Of course, film geek adulation won’t pay for a follow-up, though that never seemed to be the primary obstacle for Coppola to make a second film of his own – shooting second unit for his father Francis or sister Sofia or writing with Wes Anderson aren’t shabby fallbacks and to go by “A Glimpse Inside the Mind of Charles Swan III,” inspiration may have been elusive. The decade that’s passed clearly hasn’t changed the things going on in Coppola’s mind since the titular Charles Swan is another creative type whose relationship troubles blur the line between his art and reality, but time yielded the perfect leading man for the part in Charlie Sheen.
Made in the wake of the actor’s well-publicized meltdown, “Charles Swan” takes full advantage of Sheen’s deepened wrinkles to assay an aging playboy who hasn’t figured things out without cheaply exploiting the baggage he brings with him. Instead, Coppola affectionately positions him as a graphic designer unable to distinguish his professional and personal lives when a breakup with his longtime girlfriend (Katheryn Winnick) leads him to check into a hospital with chest pains, his recovery as much spiritual as physical as he’s visited by his friend (Jason Schwartzman), his business manager (Bill Murray) and his sister (Patricia Arquette).

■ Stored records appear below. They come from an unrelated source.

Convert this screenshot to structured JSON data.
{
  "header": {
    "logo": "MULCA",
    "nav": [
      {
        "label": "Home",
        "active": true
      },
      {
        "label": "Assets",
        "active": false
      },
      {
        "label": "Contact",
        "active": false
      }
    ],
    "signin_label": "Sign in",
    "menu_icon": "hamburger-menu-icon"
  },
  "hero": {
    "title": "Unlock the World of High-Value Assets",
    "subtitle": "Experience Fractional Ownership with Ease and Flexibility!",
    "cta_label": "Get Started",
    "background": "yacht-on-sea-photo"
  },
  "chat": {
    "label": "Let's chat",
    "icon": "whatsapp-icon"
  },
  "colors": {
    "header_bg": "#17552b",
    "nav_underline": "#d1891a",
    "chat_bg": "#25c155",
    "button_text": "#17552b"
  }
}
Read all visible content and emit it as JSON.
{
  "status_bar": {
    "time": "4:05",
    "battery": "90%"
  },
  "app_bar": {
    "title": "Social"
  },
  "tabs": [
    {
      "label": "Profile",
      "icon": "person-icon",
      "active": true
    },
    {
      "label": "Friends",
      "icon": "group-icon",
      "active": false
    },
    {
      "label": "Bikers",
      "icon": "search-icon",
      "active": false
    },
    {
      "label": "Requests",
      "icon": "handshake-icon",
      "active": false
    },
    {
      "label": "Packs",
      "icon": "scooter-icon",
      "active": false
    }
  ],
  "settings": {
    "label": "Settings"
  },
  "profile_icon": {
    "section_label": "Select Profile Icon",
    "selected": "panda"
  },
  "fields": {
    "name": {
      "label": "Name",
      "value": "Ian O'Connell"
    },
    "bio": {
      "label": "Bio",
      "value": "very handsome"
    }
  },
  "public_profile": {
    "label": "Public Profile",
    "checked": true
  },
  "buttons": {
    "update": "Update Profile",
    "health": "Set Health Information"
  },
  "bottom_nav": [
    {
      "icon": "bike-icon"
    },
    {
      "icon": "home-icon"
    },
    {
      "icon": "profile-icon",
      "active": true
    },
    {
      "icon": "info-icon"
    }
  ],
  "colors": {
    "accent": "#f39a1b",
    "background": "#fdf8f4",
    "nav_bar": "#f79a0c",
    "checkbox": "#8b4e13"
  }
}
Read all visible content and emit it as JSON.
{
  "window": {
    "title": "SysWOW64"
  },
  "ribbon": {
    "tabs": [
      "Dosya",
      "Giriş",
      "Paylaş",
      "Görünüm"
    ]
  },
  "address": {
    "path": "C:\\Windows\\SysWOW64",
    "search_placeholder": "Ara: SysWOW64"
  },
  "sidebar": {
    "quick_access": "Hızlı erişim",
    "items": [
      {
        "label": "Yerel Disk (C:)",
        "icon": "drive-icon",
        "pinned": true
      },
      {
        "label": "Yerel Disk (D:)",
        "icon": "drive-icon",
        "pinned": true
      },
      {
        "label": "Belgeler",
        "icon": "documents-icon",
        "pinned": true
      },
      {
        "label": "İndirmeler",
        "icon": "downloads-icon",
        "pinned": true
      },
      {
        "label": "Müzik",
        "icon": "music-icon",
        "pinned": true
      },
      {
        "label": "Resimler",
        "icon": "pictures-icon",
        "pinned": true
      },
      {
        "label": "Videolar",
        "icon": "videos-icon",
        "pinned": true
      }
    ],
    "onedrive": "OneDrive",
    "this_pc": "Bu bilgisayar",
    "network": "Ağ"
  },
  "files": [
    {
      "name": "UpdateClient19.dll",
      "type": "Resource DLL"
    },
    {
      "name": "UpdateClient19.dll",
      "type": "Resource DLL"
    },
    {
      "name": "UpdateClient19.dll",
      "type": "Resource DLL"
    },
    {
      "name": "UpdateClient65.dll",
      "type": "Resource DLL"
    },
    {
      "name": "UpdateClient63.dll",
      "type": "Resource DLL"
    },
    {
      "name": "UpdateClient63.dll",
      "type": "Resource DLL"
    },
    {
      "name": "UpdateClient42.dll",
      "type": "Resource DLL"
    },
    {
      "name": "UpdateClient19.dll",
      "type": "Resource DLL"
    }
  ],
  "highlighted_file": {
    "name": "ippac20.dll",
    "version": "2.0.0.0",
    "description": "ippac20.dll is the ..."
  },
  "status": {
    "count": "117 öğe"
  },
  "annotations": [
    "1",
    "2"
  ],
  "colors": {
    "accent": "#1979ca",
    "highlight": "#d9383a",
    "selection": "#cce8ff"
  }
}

If “CQ” surged on the setting of the go-go 1960s, “Charles Swan” settles into the melancholy of the 1970s, replete with a Harry Nilsson-esque soundtrack from Liam Hayes and a muted color palette which paints Swan’s home in the Hollywood Hills in a constant haze. Presumably that would be the state of Swan’s mind as well, but after an introduction that literally opens up his cranium to reveal a one-track mind that’s turned from sex to sorrow, there’s a little too much internal logic put into play by its director, who seamlessly melded fantasy and reality into a dreamy froth in his previous film but can only manage a scattered stew here.
Although we’re treated to fantasies of graveyard dances and car chases pulled straight out of “The Man from U.N.C.L.E.,” the only invite to a soiree in Swan’s post-breakup malaise is for a pity party, full of unfocused regrets and misdirected gestures of goodwill that perhaps might be more effective if there was a stronger foundation for him and the various oddballs in his orbit. But in replicating Swan’s lackadaisical form for its function, the film never finds its sense of purpose.
Those curious to see whether Sheen is thirsty for tiger blood once more will be disappointed, but the role is unquestionably his meatiest in some time and he acquits himself well, able to pull off the cool of sipping a cocktail at Musso & Frank’s and the sadness of sitting alone while doing so. Most of the film’s other cast doesn’t have the material to make as much of an impression beyond their often wacky hairdos, though Murray’s appearance as a married parallel to Sheen’s eternal bachelor results in some of “Charles Swan”‘s most affecting scenes. When Murray’s Saul wistfully recalls a relationship that almost led him astray and laments, “Desire is about as close to happiness as I’m going to get,” the feeling is mutual as the fleeting moments that confirm Coppola’s gifts as a filmmaker exist as a tease in need of a story more deserving of them.